The tubers and roots are gathered in fall and dried for later herb use. A decoction of the root treats symptoms of menopause and PMS such as hot flashes, night sweats and mood changes. Decoction: Place 8 oz. chopped root in nonmetallic sauce pan, cover with water and bring to boil, reduce heat simmer for 20 to 30 min. Strain and store in refrigerator. Take in ½ cup doses twice a day. Do not store for longer than a year.
The tubers can be eaten like potatoes or yams, with seasoning. Are these the Orlando sweet potatoes that Bill Beckner talks about in the Nov '06 entry Sweet Potatoes?
See the Alternative Nature Online Herbal for more information.
This is a sun loving plant. It is also the only herb in this entry that is not native to this area, or even this continent. Europeans brought it with them. Meadowsweet grows in damp meadows, ditches, on river banks and in damp open woodland.
We have no indication that Orlando folk took any notice of meadowsweet. Perhaps this is because Orlando's culture remained essentially the culture of its pioneers, who settled here before this European transplant had a chance to move into the area? At any rate, it is an attractive, practical herb. Here are some of its uses.
Because of its fragrance, the entire plant has been used strewn on floors and the dried flowers are used as potpourri.
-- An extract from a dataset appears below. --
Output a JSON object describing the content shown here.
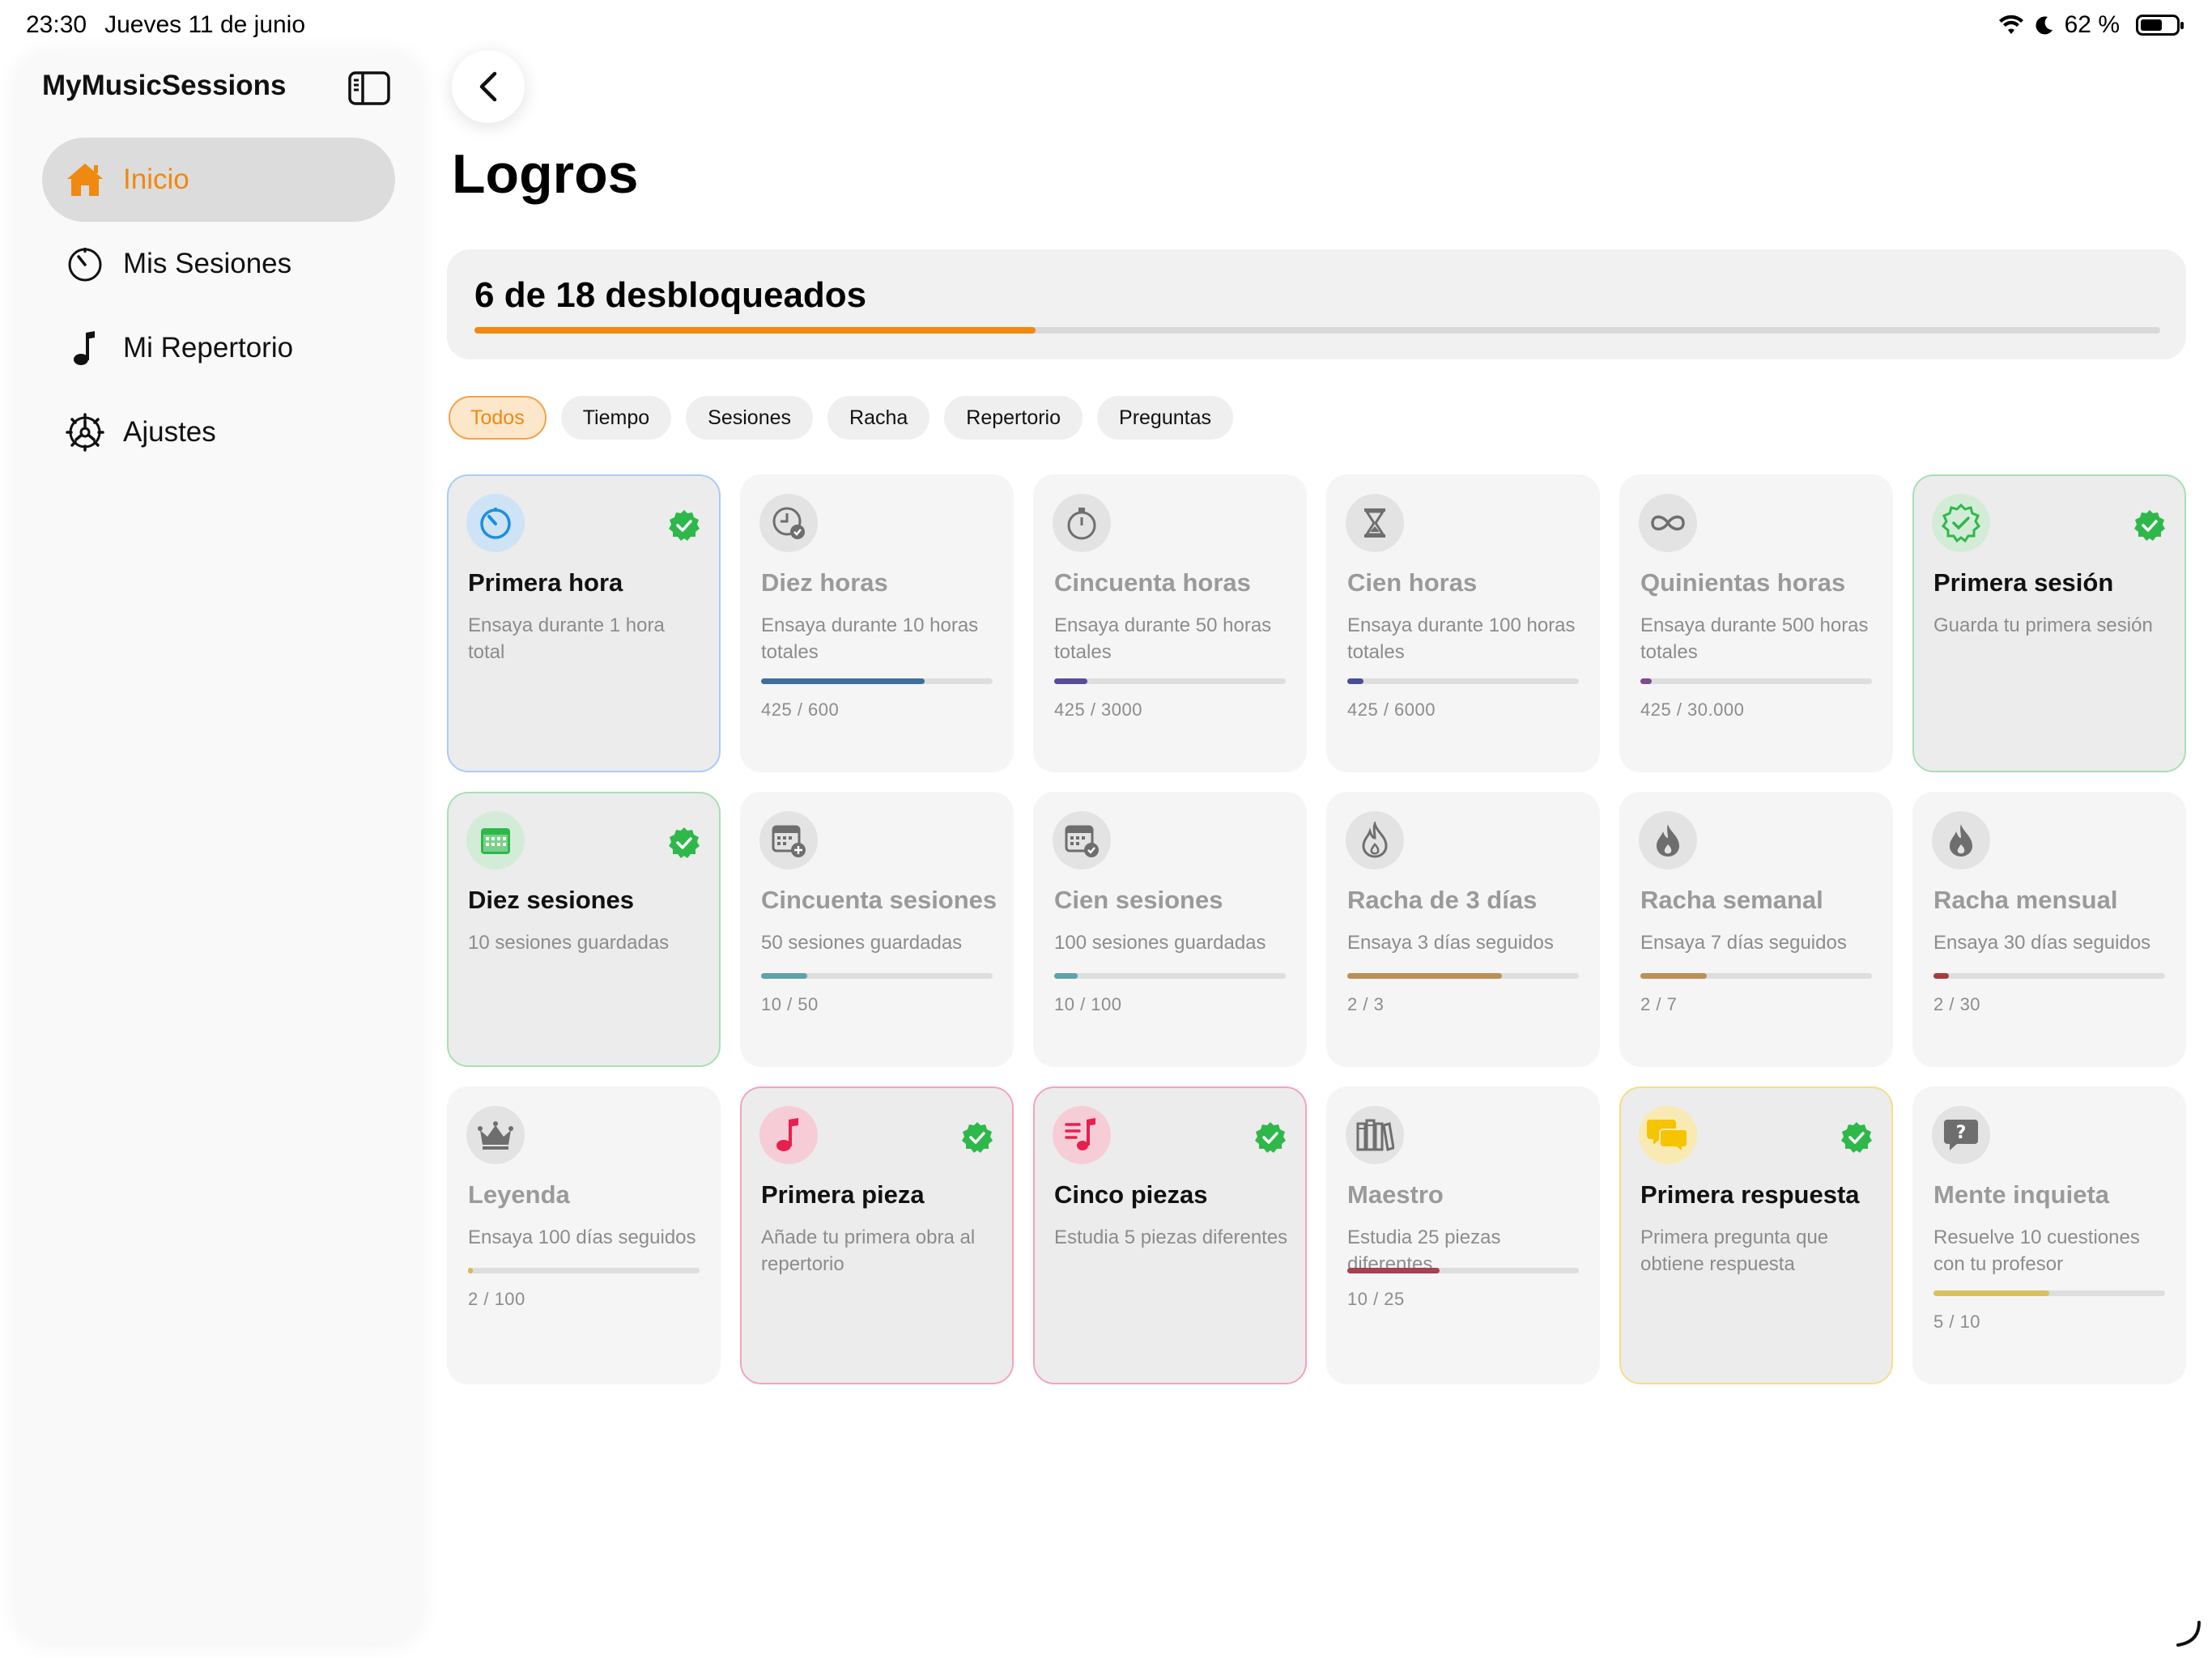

Because of its flavor the flowers are added to stewed fruit, jams and vinegars, giving them a subtle almond flavor. In the Old World it was used for millennia to flavor meads, wines and beer.
It has many medicinal properties. According to Wikipedia,
~ The whole plant is a traditional remedy for an acidic stomach.
~ For flu, the flowers make a comforting tea.
~ Chewing a small section of root is a good natural remedy for relieving headaches.
Because it is a European herb it has had wonderful superstitions attached to it, too.
~ It has been used in spells and charms for peace, happiness, love.
~ Fresh meadowsweet is arranged on the the altar when mixing love charms or performing love spells.
~ On August 1, in the old Lammas celebrations garlands of meadowsweet were worn to join with the essence of the Goddess.
comment 1 David Parmer
Another noted Orlando ginsenger was John Gibson. John was a railroader who spent a lot of his spare time seeking ginseng and bee trees.
1. All three have been over-harvested from time to time. At the moment none of them are on the WVDNR list of endangered species but if you're thinking about doing some serious gathering, you will want to have a plan for replacing what you're taking. It takes years to grow harvestable roots.
2. Sutton, John D.. History of Braxton Countyand Central West Virginia. pub 1919, repub. 1967 by McClain Printing Co. Parsons, WV. pp. 207-208.
3. Burr Skinner was the son of the Reverend Alexander Skinner, grandson of the pioneer Alexander and Phoebe (Conrad) Skinner. (Reverend Alexander Skinner lived at Gillespie and was pastor of the Re-Organized LDS Church at Posey Run.) Hob Henline was the son of Lloyd and Mary (Slaughter) Henline and Fred McCord was the son of O. P. and Della McCord who operated the B & O Restaurant in the Wholesale Building in Orlando. David Parmer tells us Burr's nickname was Dan Patch, the name of a legendary racehorse who set records in 1905.
4. Jeanine M. Davis, North Carolina State University. "As early as 1884, dramatic declines in wild populations due to over harvesting and deforestation were documented. In [some states] goldenseal is an endangered species, making harvest from public lands illegal."
5. Most of this article was taken from Alternative Nature Online Herbal.